=== REQUIRED WORK ===
In how many lines of the records does the string "JSON" appear? State only the number.

□ □ □ □ □ □ □

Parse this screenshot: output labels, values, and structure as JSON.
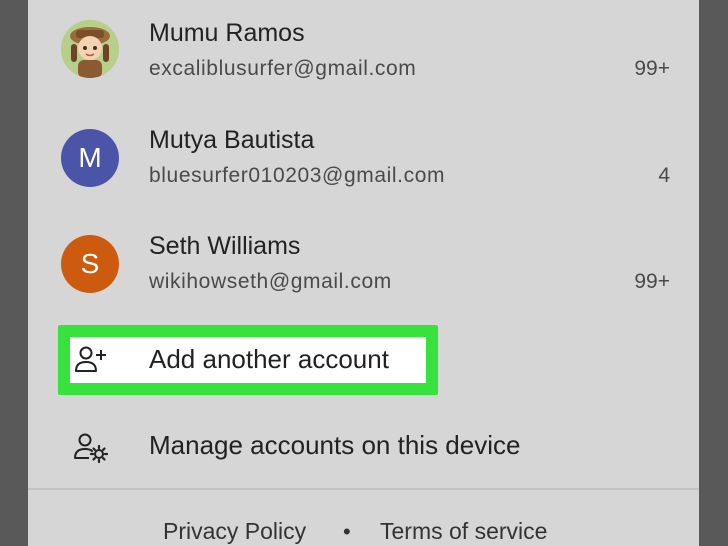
{
  "accounts": [
    {
      "name": "Mumu Ramos",
      "email": "excaliblusurfer@gmail.com",
      "count": "99+",
      "avatar_type": "photo"
    },
    {
      "name": "Mutya Bautista",
      "email": "bluesurfer010203@gmail.com",
      "count": "4",
      "avatar_letter": "M",
      "avatar_color": "#4a55a8"
    },
    {
      "name": "Seth Williams",
      "email": "wikihowseth@gmail.com",
      "count": "99+",
      "avatar_letter": "S",
      "avatar_color": "#cc5a0f"
    }
  ],
  "actions": {
    "add_account": {
      "label": "Add another account",
      "icon": "person-add-icon"
    },
    "manage_accounts": {
      "label": "Manage accounts on this device",
      "icon": "manage-accounts-icon"
    }
  },
  "footer": {
    "privacy": "Privacy Policy",
    "separator": "•",
    "terms": "Terms of service"
  },
  "colors": {
    "highlight": "#36e23b",
    "sheet_background": "#d6d6d6",
    "outer_background": "#595959"
  }
}
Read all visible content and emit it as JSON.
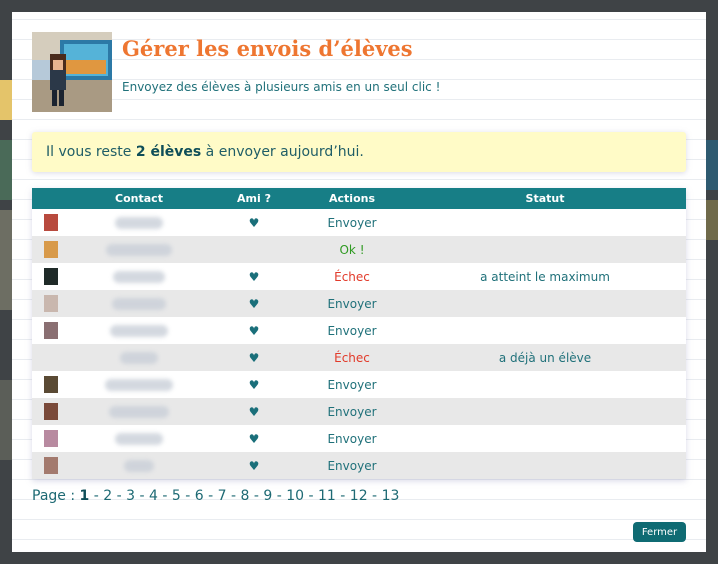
{
  "header": {
    "title": "Gérer les envois d’élèves",
    "subtitle": "Envoyez des élèves à plusieurs amis en un seul clic !"
  },
  "notice": {
    "prefix": "Il vous reste",
    "count": "2 élèves",
    "suffix": "à envoyer aujourd’hui."
  },
  "table": {
    "headers": [
      "",
      "Contact",
      "Ami ?",
      "Actions",
      "Statut"
    ],
    "rows": [
      {
        "contact": "Aribbia",
        "ami": "♥",
        "action": "Envoyer",
        "action_type": "send",
        "statut": "",
        "avatar_color": "#b84a3e",
        "name_len": 48
      },
      {
        "contact": "AnaUlrycks",
        "ami": "",
        "action": "Ok !",
        "action_type": "ok",
        "statut": "",
        "avatar_color": "#d89a4a",
        "name_len": 66
      },
      {
        "contact": "Anamca",
        "ami": "♥",
        "action": "Échec",
        "action_type": "fail",
        "statut": "a atteint le maximum",
        "avatar_color": "#1f2a28",
        "name_len": 52
      },
      {
        "contact": "Ardittina",
        "ami": "♥",
        "action": "Envoyer",
        "action_type": "send",
        "statut": "",
        "avatar_color": "#c9b7ae",
        "name_len": 54
      },
      {
        "contact": "Isabonne",
        "ami": "♥",
        "action": "Envoyer",
        "action_type": "send",
        "statut": "",
        "avatar_color": "#8a6f72",
        "name_len": 58
      },
      {
        "contact": "Karyn",
        "ami": "♥",
        "action": "Échec",
        "action_type": "fail",
        "statut": "a déjà un élève",
        "avatar_color": "",
        "name_len": 38
      },
      {
        "contact": "Beelfinyois",
        "ami": "♥",
        "action": "Envoyer",
        "action_type": "send",
        "statut": "",
        "avatar_color": "#5a4a34",
        "name_len": 68
      },
      {
        "contact": "Bergil71",
        "ami": "♥",
        "action": "Envoyer",
        "action_type": "send",
        "statut": "",
        "avatar_color": "#7a4a3a",
        "name_len": 60
      },
      {
        "contact": "Bdikeal",
        "ami": "♥",
        "action": "Envoyer",
        "action_type": "send",
        "statut": "",
        "avatar_color": "#b88aa0",
        "name_len": 48
      },
      {
        "contact": "Bigo",
        "ami": "♥",
        "action": "Envoyer",
        "action_type": "send",
        "statut": "",
        "avatar_color": "#a37a6e",
        "name_len": 30
      }
    ]
  },
  "pagination": {
    "label": "Page :",
    "current": "1",
    "pages": [
      "2",
      "3",
      "4",
      "5",
      "6",
      "7",
      "8",
      "9",
      "10",
      "11",
      "12",
      "13"
    ]
  },
  "footer": {
    "close_label": "Fermer"
  },
  "colors": {
    "accent": "#ee7631",
    "teal": "#177e86",
    "fail": "#e23a2a",
    "ok": "#2f9a22"
  }
}
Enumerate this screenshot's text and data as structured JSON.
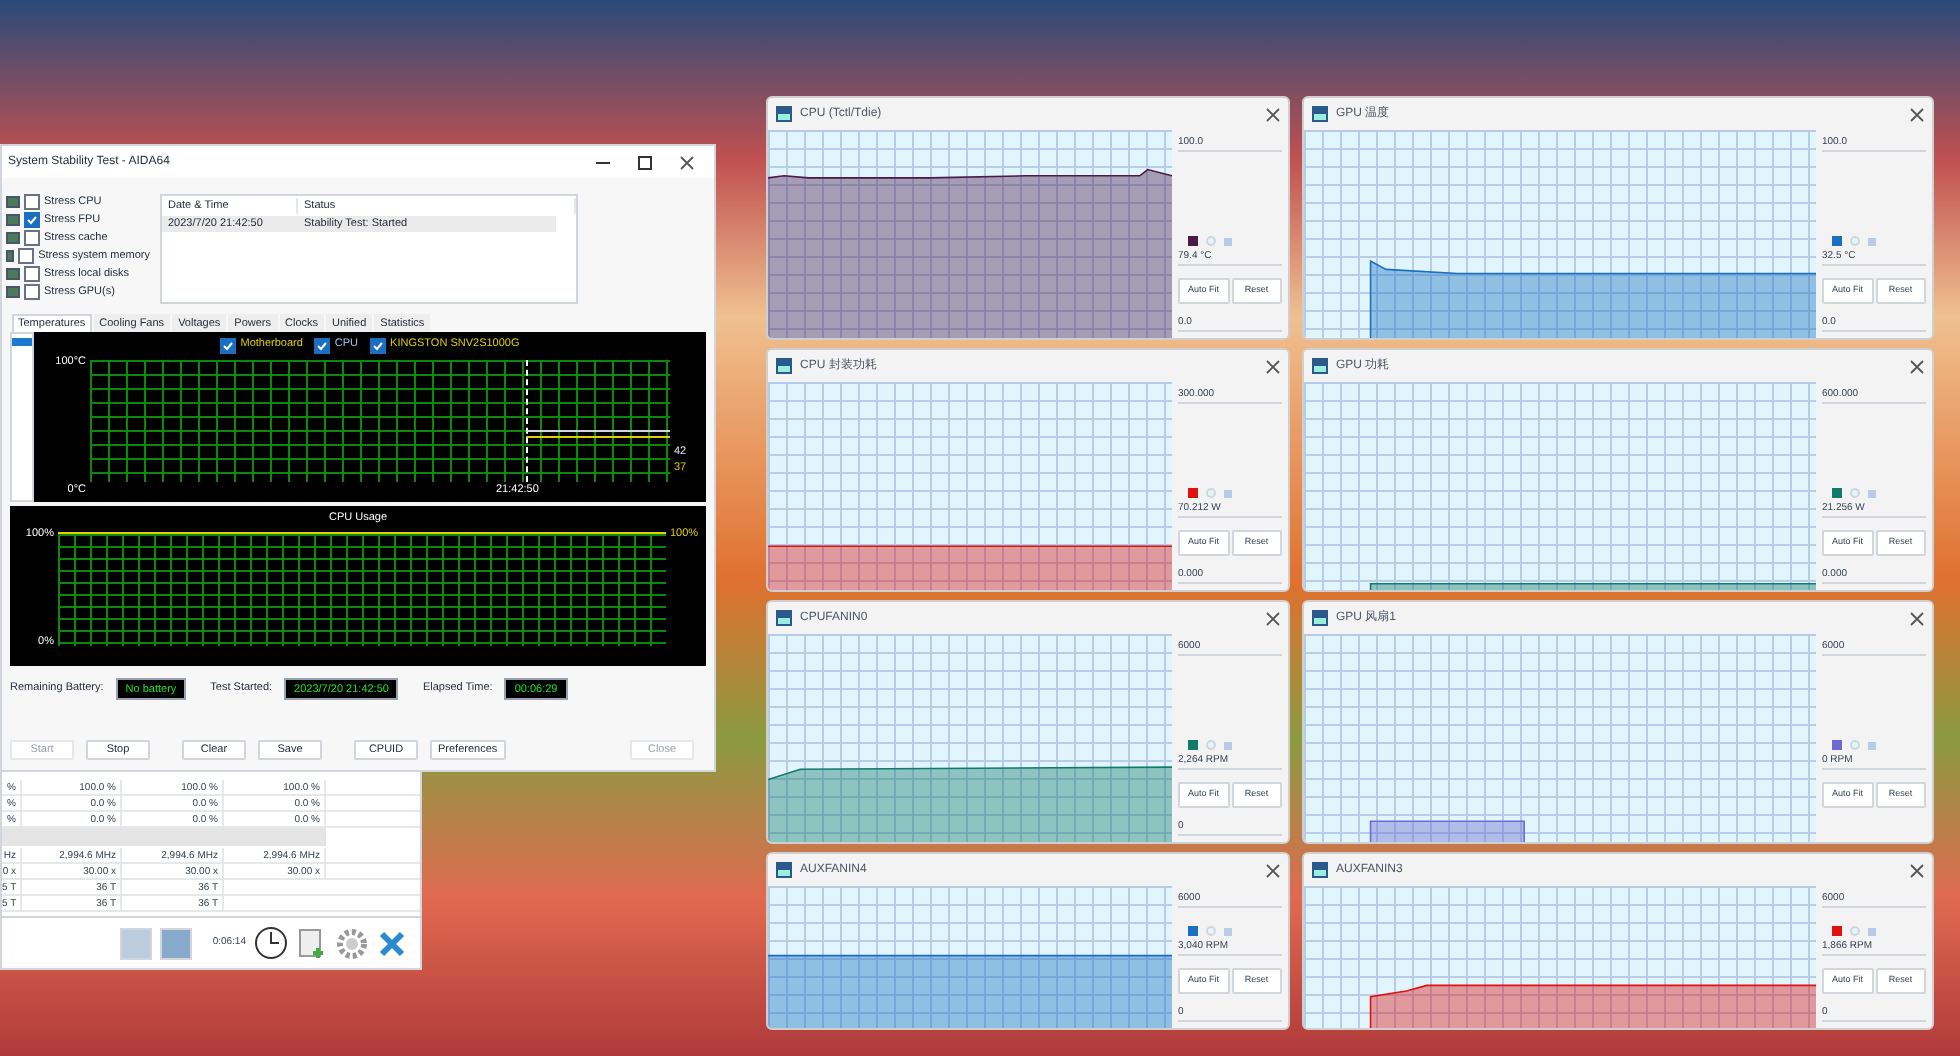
{
  "aida_window": {
    "title": "System Stability Test - AIDA64",
    "stress_options": [
      {
        "label": "Stress CPU",
        "checked": false
      },
      {
        "label": "Stress FPU",
        "checked": true
      },
      {
        "label": "Stress cache",
        "checked": false
      },
      {
        "label": "Stress system memory",
        "checked": false
      },
      {
        "label": "Stress local disks",
        "checked": false
      },
      {
        "label": "Stress GPU(s)",
        "checked": false
      }
    ],
    "log": {
      "columns": [
        "Date & Time",
        "Status"
      ],
      "rows": [
        [
          "2023/7/20 21:42:50",
          "Stability Test: Started"
        ]
      ]
    },
    "tabs": [
      {
        "label": "Temperatures",
        "selected": true
      },
      {
        "label": "Cooling Fans",
        "selected": false
      },
      {
        "label": "Voltages",
        "selected": false
      },
      {
        "label": "Powers",
        "selected": false
      },
      {
        "label": "Clocks",
        "selected": false
      },
      {
        "label": "Unified",
        "selected": false
      },
      {
        "label": "Statistics",
        "selected": false
      }
    ],
    "temp_graph": {
      "legend": [
        {
          "label": "Motherboard",
          "checked": true
        },
        {
          "label": "CPU",
          "checked": true
        },
        {
          "label": "KINGSTON SNV2S1000G",
          "checked": true
        }
      ],
      "y_max": "100°C",
      "y_min": "0°C",
      "time": "21:42:50",
      "values": [
        "42",
        "37"
      ]
    },
    "usage_graph": {
      "title": "CPU Usage",
      "y_max": "100%",
      "y_min": "0%",
      "value": "100%"
    },
    "status": [
      {
        "label": "Remaining Battery:",
        "value": "No battery"
      },
      {
        "label": "Test Started:",
        "value": "2023/7/20 21:42:50"
      },
      {
        "label": "Elapsed Time:",
        "value": "00:06:29"
      }
    ],
    "buttons": [
      {
        "label": "Start",
        "disabled": true
      },
      {
        "label": "Stop",
        "disabled": false
      },
      {
        "label": "Clear",
        "disabled": false
      },
      {
        "label": "Save",
        "disabled": false
      },
      {
        "label": "CPUID",
        "disabled": false
      },
      {
        "label": "Preferences",
        "disabled": false
      },
      {
        "label": "Close",
        "disabled": true
      }
    ]
  },
  "back_window": {
    "rows": [
      {
        "kind": "data",
        "cells": [
          "%",
          "100.0 %",
          "100.0 %",
          "100.0 %"
        ]
      },
      {
        "kind": "data",
        "cells": [
          "%",
          "0.0 %",
          "0.0 %",
          "0.0 %"
        ]
      },
      {
        "kind": "data",
        "cells": [
          "%",
          "0.0 %",
          "0.0 %",
          "0.0 %"
        ]
      },
      {
        "kind": "separator"
      },
      {
        "kind": "data",
        "cells": [
          "Hz",
          "2,994.6 MHz",
          "2,994.6 MHz",
          "2,994.6 MHz"
        ]
      },
      {
        "kind": "data",
        "cells": [
          "0 x",
          "30.00 x",
          "30.00 x",
          "30.00 x"
        ]
      },
      {
        "kind": "data",
        "cells": [
          "5 T",
          "36 T",
          "36 T"
        ]
      },
      {
        "kind": "data",
        "cells": [
          "5 T",
          "36 T",
          "36 T"
        ]
      }
    ],
    "timer": "0:06:14"
  },
  "graphs": [
    {
      "title": "CPU (Tctl/Tdie)",
      "max": "100.0",
      "reading": "79.4 °C",
      "min": "0.0",
      "color": "#4a1a4a",
      "buttons": [
        "Auto Fit",
        "Reset"
      ]
    },
    {
      "title": "GPU 温度",
      "max": "100.0",
      "reading": "32.5 °C",
      "min": "0.0",
      "color": "#1a6fc0",
      "buttons": [
        "Auto Fit",
        "Reset"
      ]
    },
    {
      "title": "CPU 封装功耗",
      "max": "300.000",
      "reading": "70.212 W",
      "min": "0.000",
      "color": "#e01010",
      "buttons": [
        "Auto Fit",
        "Reset"
      ]
    },
    {
      "title": "GPU 功耗",
      "max": "600.000",
      "reading": "21.256 W",
      "min": "0.000",
      "color": "#127a6a",
      "buttons": [
        "Auto Fit",
        "Reset"
      ]
    },
    {
      "title": "CPUFANIN0",
      "max": "6000",
      "reading": "2,264 RPM",
      "min": "0",
      "color": "#127a6a",
      "buttons": [
        "Auto Fit",
        "Reset"
      ]
    },
    {
      "title": "GPU 风扇1",
      "max": "6000",
      "reading": "0 RPM",
      "color": "#6a6ad0",
      "buttons": [
        "Auto Fit",
        "Reset"
      ]
    },
    {
      "title": "AUXFANIN4",
      "max": "6000",
      "reading": "3,040 RPM",
      "min": "0",
      "color": "#1a6fc0",
      "buttons": [
        "Auto Fit",
        "Reset"
      ]
    },
    {
      "title": "AUXFANIN3",
      "max": "6000",
      "reading": "1,866 RPM",
      "min": "0",
      "color": "#e01010",
      "buttons": [
        "Auto Fit",
        "Reset"
      ]
    }
  ]
}
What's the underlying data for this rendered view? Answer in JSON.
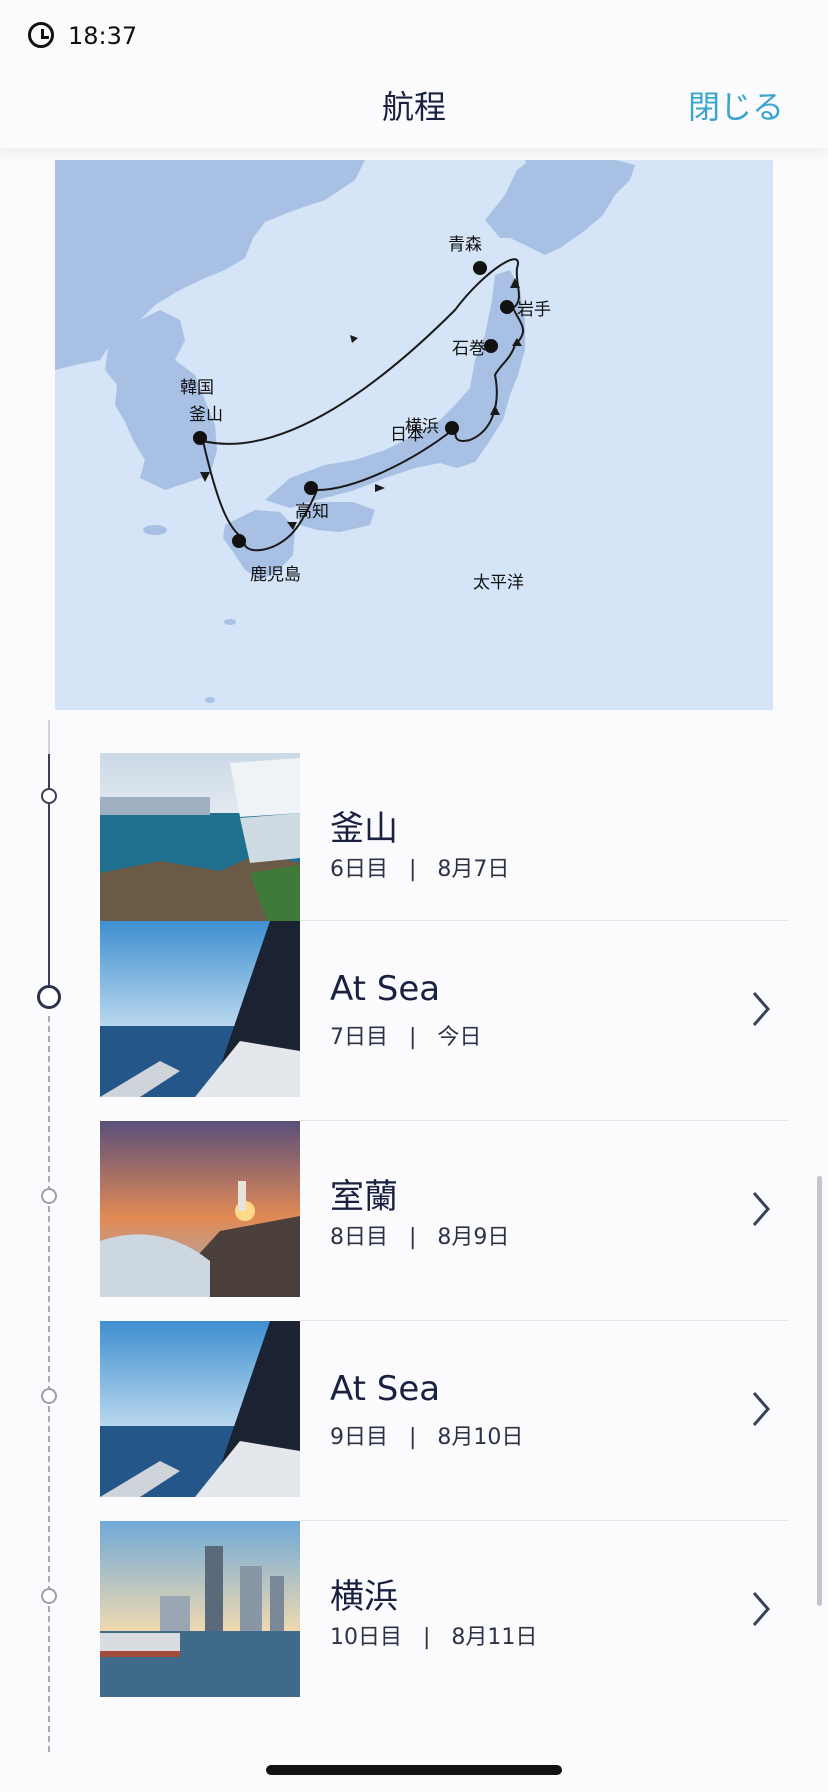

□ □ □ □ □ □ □

=== RESULT BELOW ===
4